OMG. Have I become a wimp?

I decided I would make myself go to Thailand. Maybe for two weeks. I would prove to myself I could still survive hard work…and misery.

Then it occurred to me, like a light bulb turning on as you open the refrigerator door — What if I didn’t want to do heavy lifting any more? What if the question was not, could I, but, did I want to

My wattage increased with the brilliance of this question. I was so busy not being mom, that I never asked myself, Did I want to be an Amazonian? Perhaps sometimes I do and sometimes I don’t.

Marcie assured me I would be physically able to do the work she described.

The question has now become, “Do I want to?”









The Honeymoon HEATS UP in Mexico
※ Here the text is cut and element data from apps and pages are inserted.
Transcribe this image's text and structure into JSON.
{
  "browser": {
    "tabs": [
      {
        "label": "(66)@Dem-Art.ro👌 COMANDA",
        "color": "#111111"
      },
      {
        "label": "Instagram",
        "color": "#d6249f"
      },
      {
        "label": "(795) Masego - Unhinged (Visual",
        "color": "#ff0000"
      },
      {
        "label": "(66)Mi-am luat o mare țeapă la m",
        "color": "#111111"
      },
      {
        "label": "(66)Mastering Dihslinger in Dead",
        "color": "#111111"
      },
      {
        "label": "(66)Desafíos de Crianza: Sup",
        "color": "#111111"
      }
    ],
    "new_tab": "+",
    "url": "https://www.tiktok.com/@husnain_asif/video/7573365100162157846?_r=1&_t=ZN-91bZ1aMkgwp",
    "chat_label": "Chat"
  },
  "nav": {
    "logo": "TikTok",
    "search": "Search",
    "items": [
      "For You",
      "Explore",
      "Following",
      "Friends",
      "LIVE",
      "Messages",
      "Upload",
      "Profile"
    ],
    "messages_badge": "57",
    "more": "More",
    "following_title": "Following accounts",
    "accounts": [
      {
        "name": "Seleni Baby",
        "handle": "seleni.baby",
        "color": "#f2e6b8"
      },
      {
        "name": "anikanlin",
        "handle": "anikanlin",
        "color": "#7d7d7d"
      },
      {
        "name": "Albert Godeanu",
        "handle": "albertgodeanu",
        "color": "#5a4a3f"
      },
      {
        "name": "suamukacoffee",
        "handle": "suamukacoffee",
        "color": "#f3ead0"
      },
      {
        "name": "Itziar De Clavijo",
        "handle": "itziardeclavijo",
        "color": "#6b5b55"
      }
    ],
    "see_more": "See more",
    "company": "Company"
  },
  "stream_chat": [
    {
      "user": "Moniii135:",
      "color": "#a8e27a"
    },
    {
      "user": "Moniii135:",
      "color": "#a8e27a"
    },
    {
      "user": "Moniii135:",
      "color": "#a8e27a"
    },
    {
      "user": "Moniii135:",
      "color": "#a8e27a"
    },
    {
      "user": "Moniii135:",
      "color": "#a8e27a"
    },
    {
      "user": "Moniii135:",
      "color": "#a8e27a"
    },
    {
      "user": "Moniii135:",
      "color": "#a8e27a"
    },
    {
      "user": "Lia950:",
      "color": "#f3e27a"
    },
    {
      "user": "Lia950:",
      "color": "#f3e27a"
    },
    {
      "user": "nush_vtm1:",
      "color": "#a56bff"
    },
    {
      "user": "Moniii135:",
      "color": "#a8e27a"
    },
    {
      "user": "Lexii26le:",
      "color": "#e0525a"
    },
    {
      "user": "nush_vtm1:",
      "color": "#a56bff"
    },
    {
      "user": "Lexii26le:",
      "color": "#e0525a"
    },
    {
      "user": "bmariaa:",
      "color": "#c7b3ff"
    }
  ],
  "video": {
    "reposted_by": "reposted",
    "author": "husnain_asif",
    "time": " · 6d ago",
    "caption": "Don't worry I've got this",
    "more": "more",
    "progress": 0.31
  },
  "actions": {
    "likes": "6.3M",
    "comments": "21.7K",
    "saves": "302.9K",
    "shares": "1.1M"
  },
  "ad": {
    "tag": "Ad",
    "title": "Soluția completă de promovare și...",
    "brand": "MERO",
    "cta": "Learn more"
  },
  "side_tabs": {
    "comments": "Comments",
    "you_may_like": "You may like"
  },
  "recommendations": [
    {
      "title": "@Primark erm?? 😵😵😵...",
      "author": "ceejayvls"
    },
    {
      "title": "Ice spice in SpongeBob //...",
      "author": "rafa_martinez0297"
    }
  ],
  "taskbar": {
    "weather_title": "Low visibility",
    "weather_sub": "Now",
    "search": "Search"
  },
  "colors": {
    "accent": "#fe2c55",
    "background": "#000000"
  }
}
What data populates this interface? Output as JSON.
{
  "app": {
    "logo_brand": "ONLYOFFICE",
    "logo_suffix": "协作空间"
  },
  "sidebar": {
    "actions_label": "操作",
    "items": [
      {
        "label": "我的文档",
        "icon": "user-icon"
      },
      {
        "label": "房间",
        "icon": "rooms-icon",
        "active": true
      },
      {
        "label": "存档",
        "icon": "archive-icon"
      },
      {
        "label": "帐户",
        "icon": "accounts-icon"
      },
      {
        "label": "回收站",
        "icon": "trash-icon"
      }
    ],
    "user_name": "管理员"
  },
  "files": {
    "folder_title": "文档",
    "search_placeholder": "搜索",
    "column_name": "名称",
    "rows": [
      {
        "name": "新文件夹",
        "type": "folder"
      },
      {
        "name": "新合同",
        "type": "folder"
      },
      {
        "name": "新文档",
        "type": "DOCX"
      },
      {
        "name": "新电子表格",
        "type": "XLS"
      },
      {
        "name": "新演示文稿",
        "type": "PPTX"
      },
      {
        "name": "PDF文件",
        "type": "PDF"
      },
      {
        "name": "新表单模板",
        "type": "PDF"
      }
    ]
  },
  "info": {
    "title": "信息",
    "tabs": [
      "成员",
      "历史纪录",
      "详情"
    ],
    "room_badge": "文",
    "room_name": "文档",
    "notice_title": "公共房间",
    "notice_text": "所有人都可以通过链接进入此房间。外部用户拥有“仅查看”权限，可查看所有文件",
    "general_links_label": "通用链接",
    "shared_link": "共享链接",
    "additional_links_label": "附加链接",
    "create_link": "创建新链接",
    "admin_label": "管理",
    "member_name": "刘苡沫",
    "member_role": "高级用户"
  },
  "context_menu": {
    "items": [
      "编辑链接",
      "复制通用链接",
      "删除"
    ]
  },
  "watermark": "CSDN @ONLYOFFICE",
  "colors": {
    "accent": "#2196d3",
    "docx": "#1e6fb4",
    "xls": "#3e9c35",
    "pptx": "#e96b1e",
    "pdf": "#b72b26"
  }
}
We are in Mexico at a resort that is a full hour off the main road. Let me be more specific. The main road is a two lane country road about 20 minutes from the last small village. The road to Playas las Tortugas is a rutted out dirt road that passes through mango and coconut groves, pastures with cows and bulls that have beautiful coats that glisten in the sun and are standing with bright white egrets. An occasional flamingo flies over the now dust encrusted rental car. A Jeep Patriot. In the brochure this is to be a 15-20 minute trip into the settlement.


Before leaving PA. we received an email explaining this road had been washed out due to the rainy season. Therefore it was suggested we rent a high clearance vehicle. That meant the car rental fee went from $8 a day to $40 and the travel time quadrupled. (Really, you can rent a mid size car in Mexico for 8 bucks)


I was driving this leg of the journey from Puerta Vallerta. Tom kept complimenting me on how well I was doing. I am not sure if he was referring to my driving skills; avoiding moon size craters in road, pulling over on this one lane road to let locals pass in their full size pick ups with smiles that suggested Stupido Gringas or not becoming hysterical.

I drove this stretch of road without putting my foot on the gas pedal. We traveled at the speed idle. When I did press the gas, out of impatience and shame, I feared for the axles, tires and paint of the rental. The man at Thrifty Rental made it very clear, in his broken English, that we are responsible for every ding and scratch incurred. The woman with the camera taking detailed pictures of the car from every angle increased our paranoia. An hour later, we drove onto a cobblestone driveway and into the gates of Playas las Tortugas. I was tense trying to be relieved. Continue reading